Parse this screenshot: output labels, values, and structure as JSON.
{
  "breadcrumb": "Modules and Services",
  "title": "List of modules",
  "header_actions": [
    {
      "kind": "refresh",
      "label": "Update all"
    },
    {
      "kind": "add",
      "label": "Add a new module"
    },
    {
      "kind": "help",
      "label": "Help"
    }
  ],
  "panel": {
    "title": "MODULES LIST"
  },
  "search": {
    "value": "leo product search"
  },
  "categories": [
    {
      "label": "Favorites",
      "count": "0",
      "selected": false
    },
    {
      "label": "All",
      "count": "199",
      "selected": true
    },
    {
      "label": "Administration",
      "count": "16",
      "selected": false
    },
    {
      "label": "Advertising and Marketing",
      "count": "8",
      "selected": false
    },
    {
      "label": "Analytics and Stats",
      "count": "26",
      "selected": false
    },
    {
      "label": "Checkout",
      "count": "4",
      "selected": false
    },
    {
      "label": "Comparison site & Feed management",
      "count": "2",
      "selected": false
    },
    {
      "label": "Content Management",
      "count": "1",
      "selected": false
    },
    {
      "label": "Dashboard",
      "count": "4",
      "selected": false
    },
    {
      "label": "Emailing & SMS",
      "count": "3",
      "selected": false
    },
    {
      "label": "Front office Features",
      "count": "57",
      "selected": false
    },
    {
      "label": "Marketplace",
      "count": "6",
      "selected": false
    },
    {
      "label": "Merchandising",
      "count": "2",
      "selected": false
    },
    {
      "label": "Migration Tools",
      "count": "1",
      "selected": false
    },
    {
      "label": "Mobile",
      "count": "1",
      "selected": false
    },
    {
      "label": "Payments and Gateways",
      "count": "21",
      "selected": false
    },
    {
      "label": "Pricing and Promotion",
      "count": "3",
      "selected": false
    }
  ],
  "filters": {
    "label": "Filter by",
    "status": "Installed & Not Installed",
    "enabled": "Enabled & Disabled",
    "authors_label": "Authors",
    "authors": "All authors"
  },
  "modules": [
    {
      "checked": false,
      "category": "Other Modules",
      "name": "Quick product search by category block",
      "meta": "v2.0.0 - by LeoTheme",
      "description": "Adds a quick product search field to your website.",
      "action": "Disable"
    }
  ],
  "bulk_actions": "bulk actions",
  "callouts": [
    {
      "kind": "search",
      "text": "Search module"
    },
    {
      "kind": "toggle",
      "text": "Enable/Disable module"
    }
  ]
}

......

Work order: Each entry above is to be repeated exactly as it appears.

Your solution:
Parse this screenshot: output labels, values, and structure as JSON.
{
  "breadcrumb": "Modules and Services",
  "title": "List of modules",
  "header_actions": [
    {
      "kind": "refresh",
      "label": "Update all"
    },
    {
      "kind": "add",
      "label": "Add a new module"
    },
    {
      "kind": "help",
      "label": "Help"
    }
  ],
  "panel": {
    "title": "MODULES LIST"
  },
  "search": {
    "value": "leo product search"
  },
  "categories": [
    {
      "label": "Favorites",
      "count": "0",
      "selected": false
    },
    {
      "label": "All",
      "count": "199",
      "selected": true
    },
    {
      "label": "Administration",
      "count": "16",
      "selected": false
    },
    {
      "label": "Advertising and Marketing",
      "count": "8",
      "selected": false
    },
    {
      "label": "Analytics and Stats",
      "count": "26",
      "selected": false
    },
    {
      "label": "Checkout",
      "count": "4",
      "selected": false
    },
    {
      "label": "Comparison site & Feed management",
      "count": "2",
      "selected": false
    },
    {
      "label": "Content Management",
      "count": "1",
      "selected": false
    },
    {
      "label": "Dashboard",
      "count": "4",
      "selected": false
    },
    {
      "label": "Emailing & SMS",
      "count": "3",
      "selected": false
    },
    {
      "label": "Front office Features",
      "count": "57",
      "selected": false
    },
    {
      "label": "Marketplace",
      "count": "6",
      "selected": false
    },
    {
      "label": "Merchandising",
      "count": "2",
      "selected": false
    },
    {
      "label": "Migration Tools",
      "count": "1",
      "selected": false
    },
    {
      "label": "Mobile",
      "count": "1",
      "selected": false
    },
    {
      "label": "Payments and Gateways",
      "count": "21",
      "selected": false
    },
    {
      "label": "Pricing and Promotion",
      "count": "3",
      "selected": false
    }
  ],
  "filters": {
    "label": "Filter by",
    "status": "Installed & Not Installed",
    "enabled": "Enabled & Disabled",
    "authors_label": "Authors",
    "authors": "All authors"
  },
  "modules": [
    {
      "checked": false,
      "category": "Other Modules",
      "name": "Quick product search by category block",
      "meta": "v2.0.0 - by LeoTheme",
      "description": "Adds a quick product search field to your website.",
      "action": "Disable"
    }
  ],
  "bulk_actions": "bulk actions",
  "callouts": [
    {
      "kind": "search",
      "text": "Search module"
    },
    {
      "kind": "toggle",
      "text": "Enable/Disable module"
    }
  ]
}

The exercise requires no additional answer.